* [YOUR OBJECTIVE]
Work through the records that follow and return each line containing the word "description".

-- RECORDS FOR THIS TASK follows --

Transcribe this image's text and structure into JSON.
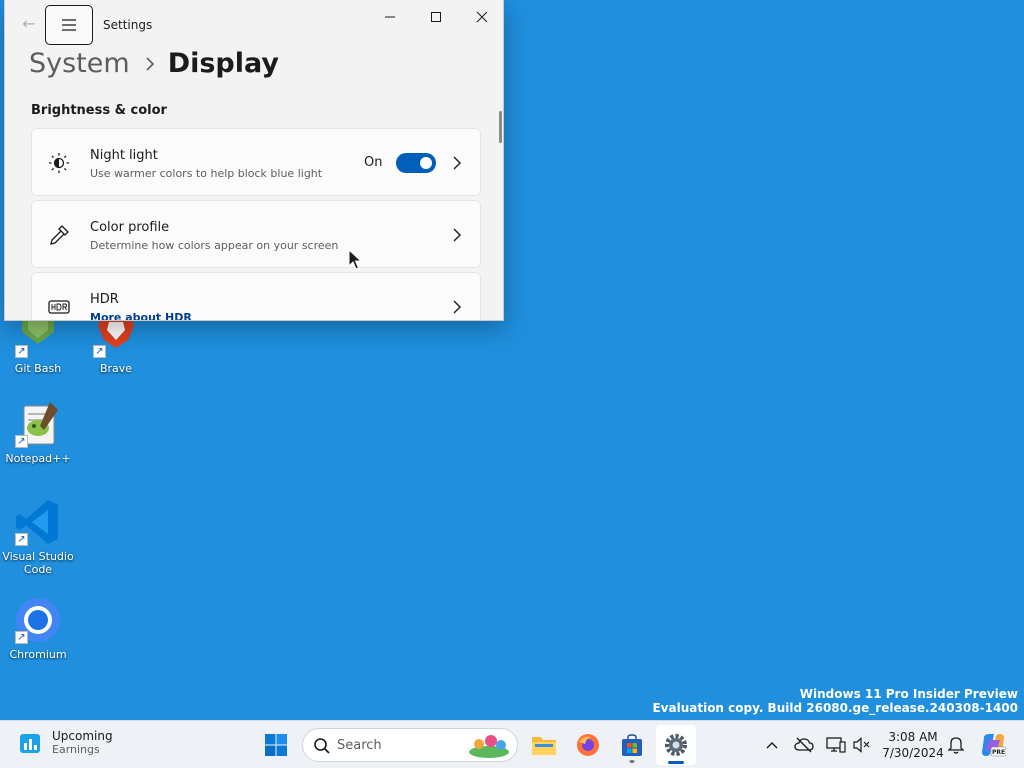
{
  "window": {
    "app_title": "Settings",
    "breadcrumb": {
      "parent": "System",
      "current": "Display"
    },
    "section_title": "Brightness & color",
    "cards": [
      {
        "title": "Night light",
        "description": "Use warmer colors to help block blue light",
        "state": "On",
        "toggle_on": true
      },
      {
        "title": "Color profile",
        "description": "Determine how colors appear on your screen"
      },
      {
        "title": "HDR",
        "link": "More about HDR"
      }
    ]
  },
  "desktop": {
    "icons": [
      {
        "label": "Git Bash"
      },
      {
        "label": "Brave"
      },
      {
        "label": "Notepad++"
      },
      {
        "label": "Visual Studio Code"
      },
      {
        "label": "Chromium"
      }
    ],
    "watermark": {
      "line1": "Windows 11 Pro Insider Preview",
      "line2": "Evaluation copy. Build 26080.ge_release.240308-1400"
    }
  },
  "taskbar": {
    "widget": {
      "title": "Upcoming",
      "subtitle": "Earnings"
    },
    "search_placeholder": "Search",
    "clock": {
      "time": "3:08 AM",
      "date": "7/30/2024"
    }
  },
  "colors": {
    "desktop_bg": "#1f8fde",
    "accent": "#005fb8",
    "window_bg": "#f3f3f3"
  }
}
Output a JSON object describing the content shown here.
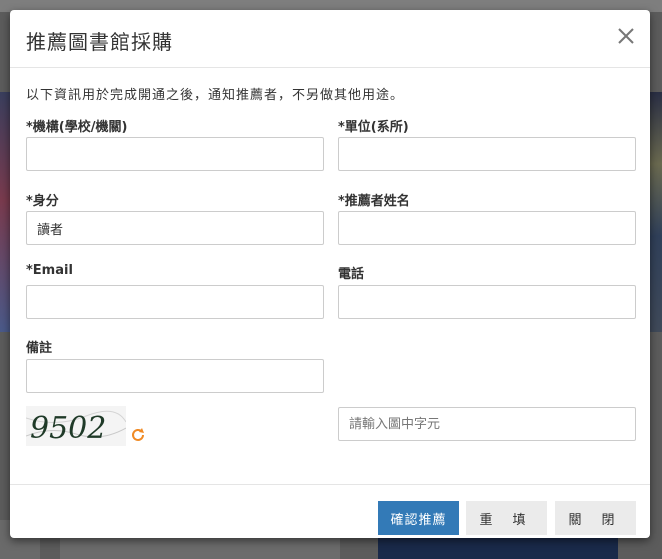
{
  "dialog": {
    "title": "推薦圖書館採購",
    "notice": "以下資訊用於完成開通之後，通知推薦者，不另做其他用途。"
  },
  "form": {
    "institution": {
      "label": "*機構(學校/機關)",
      "value": "",
      "placeholder": ""
    },
    "department": {
      "label": "*單位(系所)",
      "value": "",
      "placeholder": ""
    },
    "identity": {
      "label": "*身分",
      "value": "讀者"
    },
    "recommender_name": {
      "label": "*推薦者姓名",
      "value": "",
      "placeholder": ""
    },
    "email": {
      "label": "*Email",
      "value": "",
      "placeholder": ""
    },
    "phone": {
      "label": "電話",
      "value": "",
      "placeholder": ""
    },
    "remarks": {
      "label": "備註",
      "value": "",
      "placeholder": ""
    },
    "captcha": {
      "image_text": "9502",
      "placeholder": "請輸入圖中字元"
    }
  },
  "footer": {
    "confirm_label": "確認推薦",
    "reset_label": "重填",
    "close_label": "關閉"
  },
  "colors": {
    "primary": "#337ab7",
    "default_btn": "#ebebeb",
    "refresh_icon": "#f08a24"
  },
  "icons": {
    "close": "close-icon",
    "refresh": "refresh-icon"
  }
}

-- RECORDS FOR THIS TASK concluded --

* [ANSWER BOX]
        "description": "Use warmer colors to help block blue light",
        "description": "Determine how colors appear on your screen"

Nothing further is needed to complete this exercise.